Control upgrades (programmable logic controllers), instrumentation upgrades (probes, accelerometers, monitors) and seal upgrades also improve steam turbine operation. For instance, brush seals reduce leakage from stage to stage and enhance the function of conventional labyrinth seals. Reducing leakage results in more power from the available steam. It’s not uncommon to see a 0.2% to 0.5% improvement in efficiency.
Upgrading sleeve journal bearings to tilt pad reduces instability caused by oil whirl, allows uniform distribution of oil flow and provides adaptability to shaft movements. In many cases re-machining is not required.
Watch for these symptoms of trouble
Abnormal noise, or knocking. Caused by cavitation, inlet restrictions, such as clogged strainers or too small pipe diameters, and aeration (pump inlet air leaks or improperly sized reservoirs).
High fluid temperature. Caused by improper flow (restrictions to bearings, low system pressure) or improper cooling (oil cooler fouling, inadequate tank size). Temperature exceeding 82 degrees C damages seals, reduces fluid life through oxidation, and increases wear on bearings and other system components.
Low pressure.
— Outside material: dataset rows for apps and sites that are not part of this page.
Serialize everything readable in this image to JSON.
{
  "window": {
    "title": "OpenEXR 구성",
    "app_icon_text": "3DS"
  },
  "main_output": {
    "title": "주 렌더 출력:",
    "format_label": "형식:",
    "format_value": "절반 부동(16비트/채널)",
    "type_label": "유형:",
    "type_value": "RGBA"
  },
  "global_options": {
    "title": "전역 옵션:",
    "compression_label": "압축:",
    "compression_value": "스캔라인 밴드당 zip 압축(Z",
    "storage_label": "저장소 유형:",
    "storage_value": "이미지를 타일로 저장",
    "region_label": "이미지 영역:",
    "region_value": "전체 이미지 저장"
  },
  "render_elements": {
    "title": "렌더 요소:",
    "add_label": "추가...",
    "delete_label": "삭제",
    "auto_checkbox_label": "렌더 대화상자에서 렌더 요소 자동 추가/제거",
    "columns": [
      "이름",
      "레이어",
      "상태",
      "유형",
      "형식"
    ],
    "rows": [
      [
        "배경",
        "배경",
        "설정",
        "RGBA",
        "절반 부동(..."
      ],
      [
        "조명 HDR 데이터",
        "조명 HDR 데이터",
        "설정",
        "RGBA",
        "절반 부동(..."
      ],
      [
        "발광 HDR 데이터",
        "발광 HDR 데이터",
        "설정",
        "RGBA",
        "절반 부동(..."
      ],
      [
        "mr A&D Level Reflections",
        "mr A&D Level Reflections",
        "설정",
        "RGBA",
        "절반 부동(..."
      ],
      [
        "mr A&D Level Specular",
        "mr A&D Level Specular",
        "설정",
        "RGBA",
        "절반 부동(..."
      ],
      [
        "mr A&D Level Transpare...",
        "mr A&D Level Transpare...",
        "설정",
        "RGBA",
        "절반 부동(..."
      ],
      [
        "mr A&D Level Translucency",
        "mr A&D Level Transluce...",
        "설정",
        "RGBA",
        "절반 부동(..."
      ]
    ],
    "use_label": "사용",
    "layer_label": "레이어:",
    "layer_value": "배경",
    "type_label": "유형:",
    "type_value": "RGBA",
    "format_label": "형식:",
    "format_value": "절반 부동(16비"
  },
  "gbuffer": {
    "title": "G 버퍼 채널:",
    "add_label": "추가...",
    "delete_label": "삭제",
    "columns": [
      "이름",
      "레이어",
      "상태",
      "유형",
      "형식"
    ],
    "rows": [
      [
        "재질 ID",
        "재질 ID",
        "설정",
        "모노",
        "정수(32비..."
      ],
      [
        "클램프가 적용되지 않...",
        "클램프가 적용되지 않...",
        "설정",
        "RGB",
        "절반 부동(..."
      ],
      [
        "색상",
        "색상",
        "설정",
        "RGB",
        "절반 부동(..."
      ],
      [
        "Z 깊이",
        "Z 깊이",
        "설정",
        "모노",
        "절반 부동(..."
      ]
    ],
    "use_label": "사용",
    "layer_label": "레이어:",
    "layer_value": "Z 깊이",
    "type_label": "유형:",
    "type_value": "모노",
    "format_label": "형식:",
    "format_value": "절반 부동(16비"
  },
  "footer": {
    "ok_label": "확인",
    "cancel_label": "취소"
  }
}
Caused by flow restriction, incorrect regulator or control valve set point, or incorrect pump sizing.
High pressure. Attributed to incorrect set points of regulator/control valve, and stuck valves. Other culprits are incorrect pump and piping sizes.
Water contamination. Identified by brown or milky appearance of the lubricating oil. Water increases the oil level. The formation of emulsion clogs filters and strainers, causes deposits on bearings and accelerates valve failure. Remedial measures include improving mechanical or brush seals, diligent regular steam seal maintenance, and improved air purge baffles in tanks.
Debris contamination. Results from rust, slag, dirt and leaves clogging filters and strainers, lines and passages, , and it accelerates valve failure.
The information featured in this condensed version of a technical paper is the property of Dresser-Rand Co., published here with permission from the presenters at a lubrication education day seminar hosted by the Society of Tribologists and Lubrication Engineers (STLE) in Hamilton. Dresser-Rand, a Siemens company, makes steam turbines for the oil and gas, paper mills, steel, energy and other industrial markets.
This article appeared in the January-February 2018 print issue of PLANT Magazine.